My husband has early onset Alzheimer's disease. He and I have been attending a weekly support group, run by the Alzheimer's Society for carers and people with dementia for the past three years. We both sit on our local Branch Committee. A few months ago we were planning a Collection Day in Luton for Alzheimer's Awareness Week, and talking about making an eye catching display. My mind naturally turned to knitting and crochet.

I was inspired by "Woolly Thoughts", the book by Pat Ashforth and Steve Plummer, about the many possibilities of diagonally knitted squares. I thought I might encourage other carers in our group who "used to knit - but no one wants it any more" to join in. We decided to make a knee blanket, firstly for display and then to give to the next one of our number to go into residential or nursing care. They could take this "cuddle" blanket with them with all our love.

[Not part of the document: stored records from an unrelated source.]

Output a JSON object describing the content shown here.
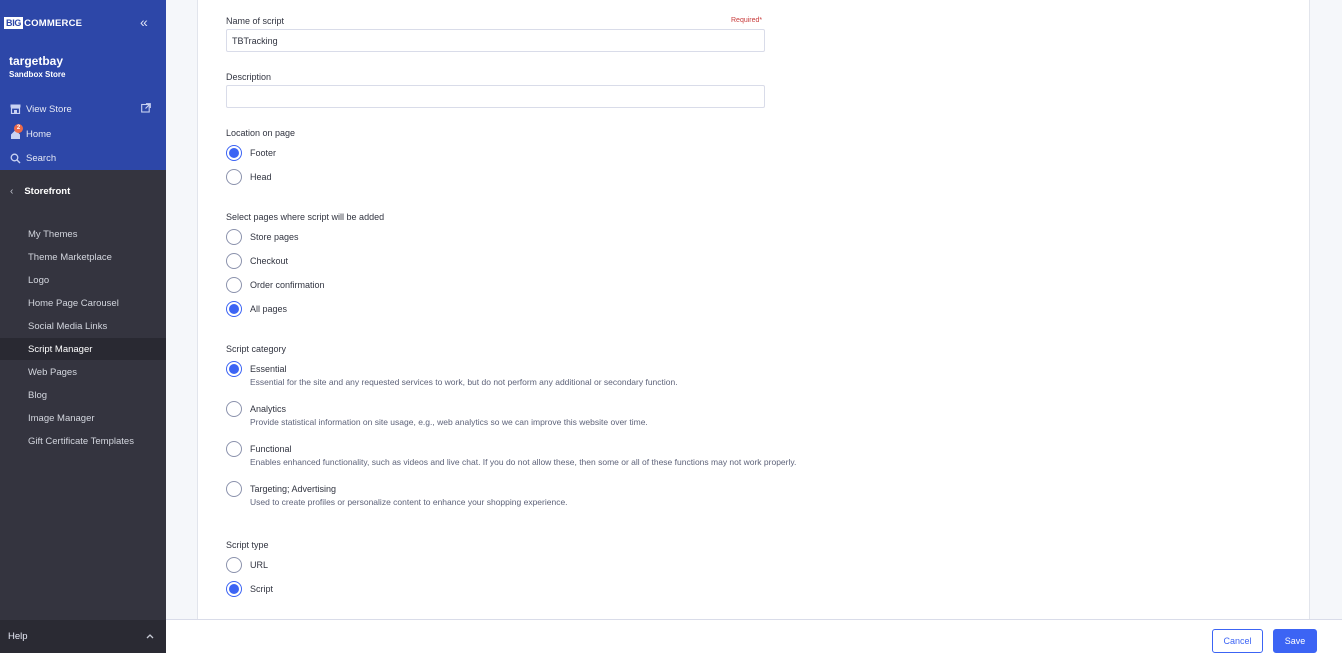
{
  "brand": {
    "logo_big": "BIG",
    "logo_commerce": "COMMERCE"
  },
  "sidebar": {
    "store_name": "targetbay",
    "store_subtitle": "Sandbox Store",
    "links": {
      "view_store": "View Store",
      "home": "Home",
      "home_badge": "2",
      "search": "Search"
    },
    "section_title": "Storefront",
    "menu": [
      "My Themes",
      "Theme Marketplace",
      "Logo",
      "Home Page Carousel",
      "Social Media Links",
      "Script Manager",
      "Web Pages",
      "Blog",
      "Image Manager",
      "Gift Certificate Templates"
    ],
    "active_item": "Script Manager",
    "help": "Help"
  },
  "form": {
    "name": {
      "label": "Name of script",
      "required": "Required*",
      "value": "TBTracking"
    },
    "description": {
      "label": "Description",
      "value": ""
    },
    "location": {
      "label": "Location on page",
      "options": [
        {
          "label": "Footer",
          "checked": true
        },
        {
          "label": "Head",
          "checked": false
        }
      ]
    },
    "pages": {
      "label": "Select pages where script will be added",
      "options": [
        {
          "label": "Store pages",
          "checked": false
        },
        {
          "label": "Checkout",
          "checked": false
        },
        {
          "label": "Order confirmation",
          "checked": false
        },
        {
          "label": "All pages",
          "checked": true
        }
      ]
    },
    "category": {
      "label": "Script category",
      "options": [
        {
          "label": "Essential",
          "desc": "Essential for the site and any requested services to work, but do not perform any additional or secondary function.",
          "checked": true
        },
        {
          "label": "Analytics",
          "desc": "Provide statistical information on site usage, e.g., web analytics so we can improve this website over time.",
          "checked": false
        },
        {
          "label": "Functional",
          "desc": "Enables enhanced functionality, such as videos and live chat. If you do not allow these, then some or all of these functions may not work properly.",
          "checked": false
        },
        {
          "label": "Targeting; Advertising",
          "desc": "Used to create profiles or personalize content to enhance your shopping experience.",
          "checked": false
        }
      ]
    },
    "type": {
      "label": "Script type",
      "options": [
        {
          "label": "URL",
          "checked": false
        },
        {
          "label": "Script",
          "checked": true
        }
      ]
    }
  },
  "footer": {
    "cancel": "Cancel",
    "save": "Save"
  },
  "colors": {
    "primary": "#3c64f4",
    "sidebar_top": "#2d47a8",
    "sidebar": "#34343f",
    "required": "#c83c3c"
  }
}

I seem to have unleashed a torrent of knitting and crochet. Crochet squares from different people are more difficult to join than knitted diagonal squares as peoples' tensions are different, but in the first fortnight one lady made not one but two crocheted blankets by herself! The knitters were less confident about their skills; "I knit very slowly" and "my tension is very loose" were common comments. But actually I found that each individual had a consistent tension and, provided they made the required six inch sided square, it has not been difficult to sew different tensioned squares together. A lady who was not confident about increasing and decreasing has the knitted plain strips for the borders. About eight people have contributed to the striking blanket, in Alzheimer's' colours of blue and gold.

I am now being inundated with squares, and will have to call a halt to the blanket project. I plan to encourage the ladies to use their skills on other charity projects such as simple jumpers for disaster areas, and "teddies for Tragedies".

One of our friends visits her ex-headmaster husband in care most days. He hardly knows her any more, but now she takes her knitting and can feel that her time with him is doubly productive. The simple process of knitting squares has brought my friends the joy of a joint project and a sense of value for themselves and their craft.